In summary, small business financing is a versatile field with many options. The choice of financing method depends on the stage, needs, and objectives of your company. It is critical to thoroughly research each option, seek professional advice when necessary, and make informed decisions to ensure the success of your business. Remember that there is no one-size-fits-all solution and the right mix of financing can be the key to realizing your entrepreneurial dreams.
1. What are the best financing options for a new small business?
The best financing option for a new small business depends on several factors, including the type of business, financial needs, and the owner’s goals. Personal savings, friends and family, small business loans, or grants may be appropriate for a start-up business.
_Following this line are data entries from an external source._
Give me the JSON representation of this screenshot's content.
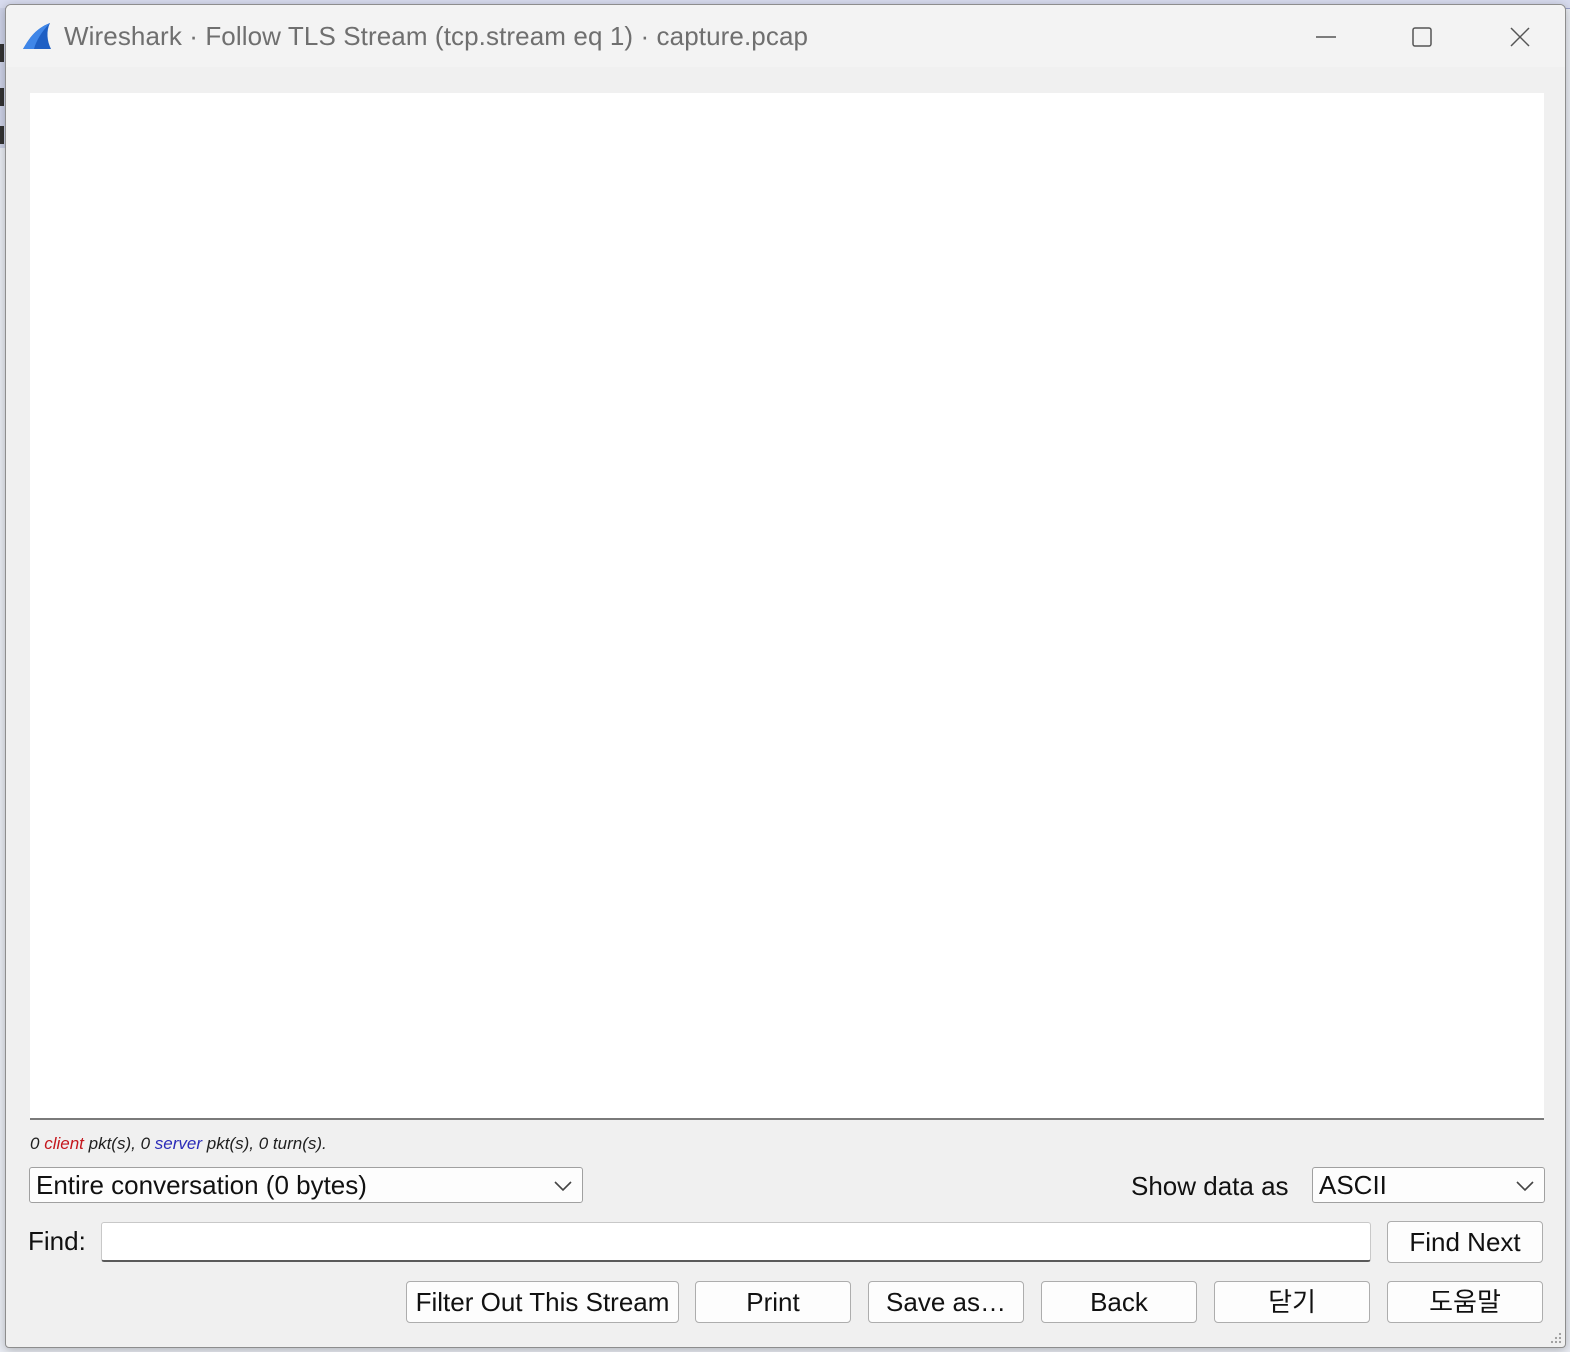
{
  "window": {
    "title": "Wireshark · Follow TLS Stream (tcp.stream eq 1) · capture.pcap"
  },
  "stats": {
    "client_count": "0",
    "client_word": "client",
    "client_suffix": "pkt(s),",
    "server_count": "0",
    "server_word": "server",
    "server_suffix": "pkt(s),",
    "turns": "0 turn(s)."
  },
  "conversation_select": {
    "value": "Entire conversation (0 bytes)"
  },
  "show_data": {
    "label": "Show data as",
    "value": "ASCII"
  },
  "find": {
    "label": "Find:",
    "value": "",
    "next_label": "Find Next"
  },
  "buttons": {
    "filter_out": "Filter Out This Stream",
    "print": "Print",
    "save_as": "Save as…",
    "back": "Back",
    "close": "닫기",
    "help": "도움말"
  },
  "colors": {
    "client": "#c4161c",
    "server": "#2b2bb8",
    "app_icon": "#1e5fc4"
  },
  "icons": [
    "wireshark-fin-icon",
    "minimize-icon",
    "maximize-icon",
    "close-icon",
    "chevron-down-icon",
    "resize-grip-icon"
  ]
}
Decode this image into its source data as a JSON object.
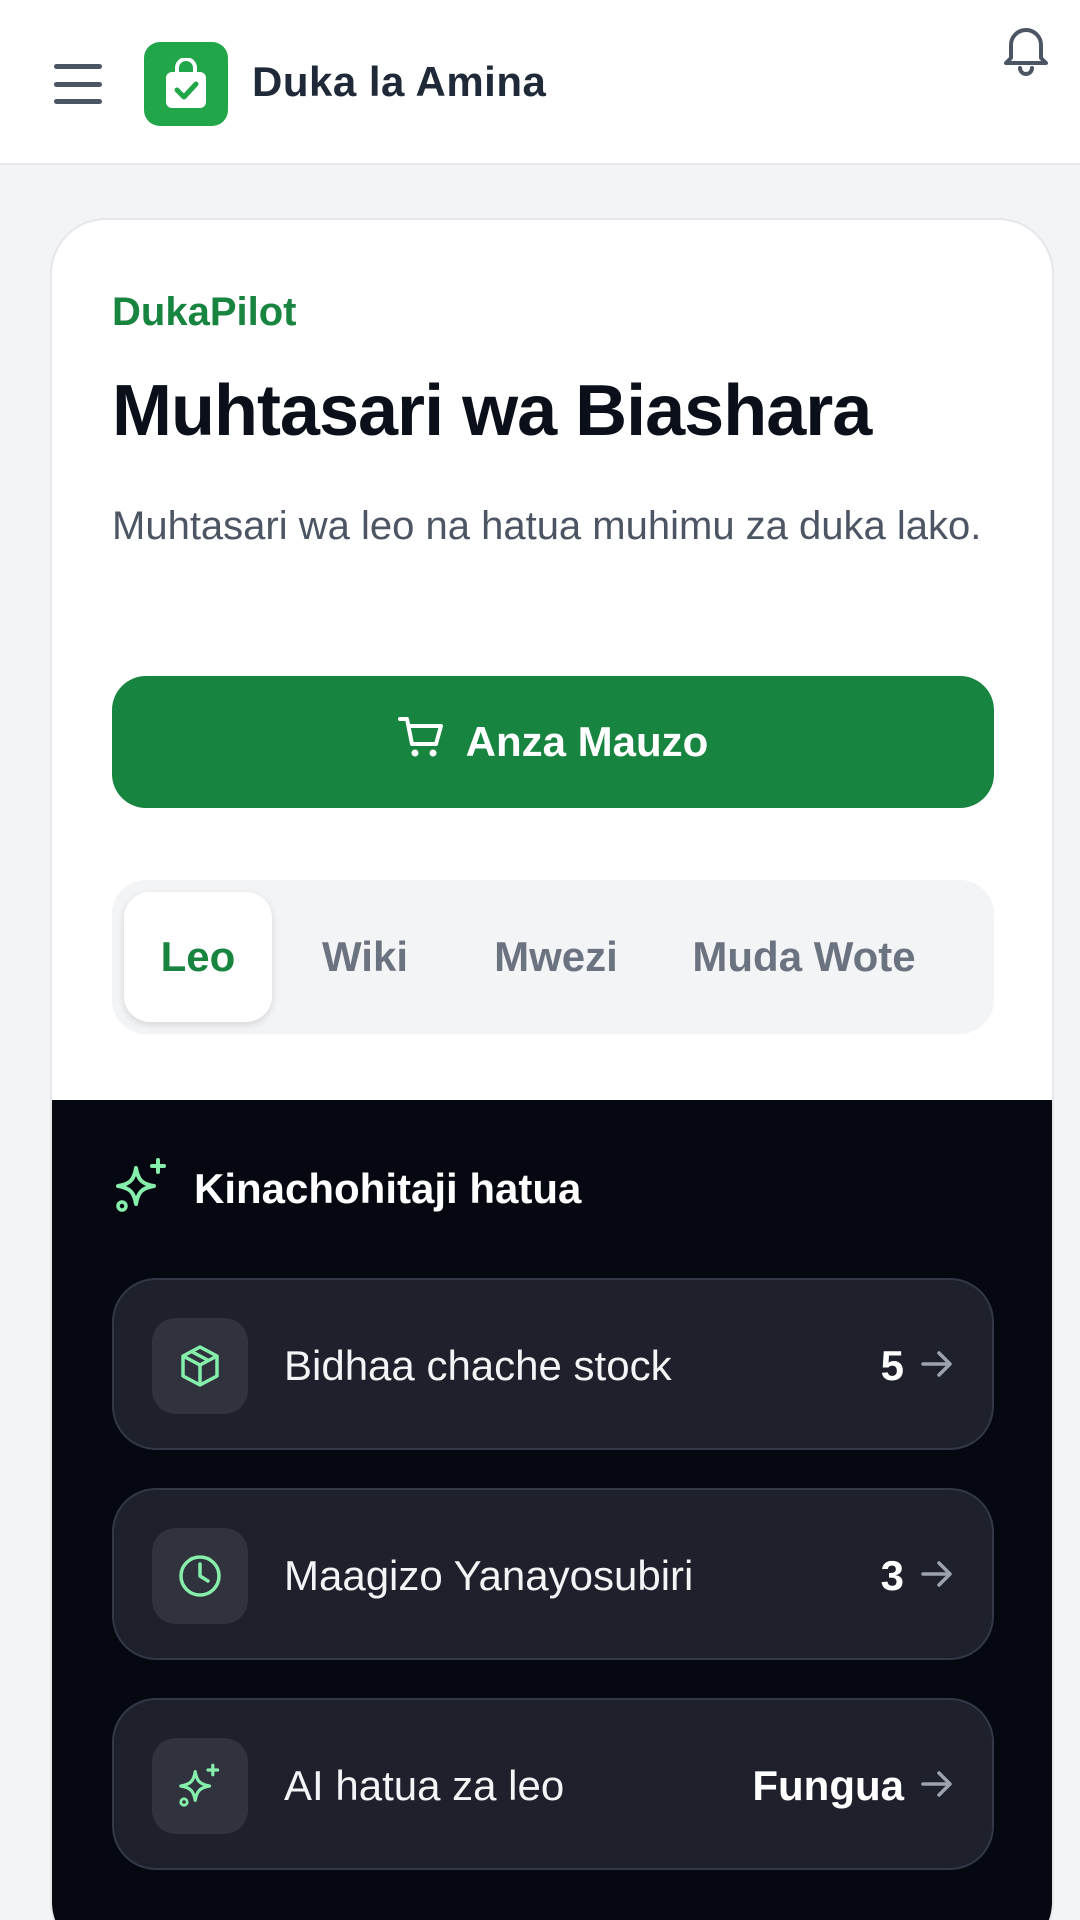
{
  "header": {
    "store_name": "Duka la Amina",
    "menu_icon": "hamburger-menu-icon",
    "logo_icon": "shopping-bag-check-icon",
    "notification_icon": "bell-icon"
  },
  "summary": {
    "kicker": "DukaPilot",
    "title": "Muhtasari wa Biashara",
    "subtitle": "Muhtasari wa leo na hatua muhimu za duka lako.",
    "primary_button_label": "Anza Mauzo",
    "primary_button_icon": "cart-icon",
    "tabs": [
      {
        "label": "Leo",
        "active": true
      },
      {
        "label": "Wiki",
        "active": false
      },
      {
        "label": "Mwezi",
        "active": false
      },
      {
        "label": "Muda Wote",
        "active": false
      }
    ]
  },
  "actions": {
    "title": "Kinachohitaji hatua",
    "title_icon": "sparkles-icon",
    "items": [
      {
        "label": "Bidhaa chache stock",
        "value": "5",
        "icon": "package-icon"
      },
      {
        "label": "Maagizo Yanayosubiri",
        "value": "3",
        "icon": "clock-icon"
      },
      {
        "label": "AI hatua za leo",
        "value": "Fungua",
        "icon": "sparkles-icon"
      }
    ]
  },
  "colors": {
    "brand_green": "#17843f",
    "logo_green": "#21a64a",
    "dark_panel": "#050811",
    "row_bg": "#1e212b",
    "accent_mint": "#86efac"
  }
}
2. How can you increase your chances of getting a small business loan?
To increase your chances of getting a small business loan, it’s crucial to have a solid business plan, a good credit score, well-organized financial statements, and a clear repayment strategy. It can also be helpful to build a strong relationship with your bank or lender.
3. What is the difference between a business line of credit and a traditional business loan?
A business line of credit is more like a credit card for your business, where you have a predetermined credit limit and can borrow as much as you need, paying interest only on the amount you use. Traditional business loans, on the other hand, offer an upfront payment that you can pay back over a period of time. The main difference is the flexibility of borrowing through a line of credit.
4. What is the difference between angel investors and venture capitalists?
Angel investors and venture capitalists both provide capital to small businesses, but there are important differences. Venture capitalists are part of a company that manages a pool of capital, while angel investors are typically people who put their own money into a company. Angel investors typically invest in early-stage startups, while venture capitalists look for high-growth potential.
5. What are the benefits of crowdfunding for small businesses?
Crowdfunding allows small businesses to raise money from a large number of individuals who believe in their projects. It can provide initial funding, validate your business idea, and build a community of supporters. However, achieving campaign goals is critical to securing funding and delivering on promises to supporters.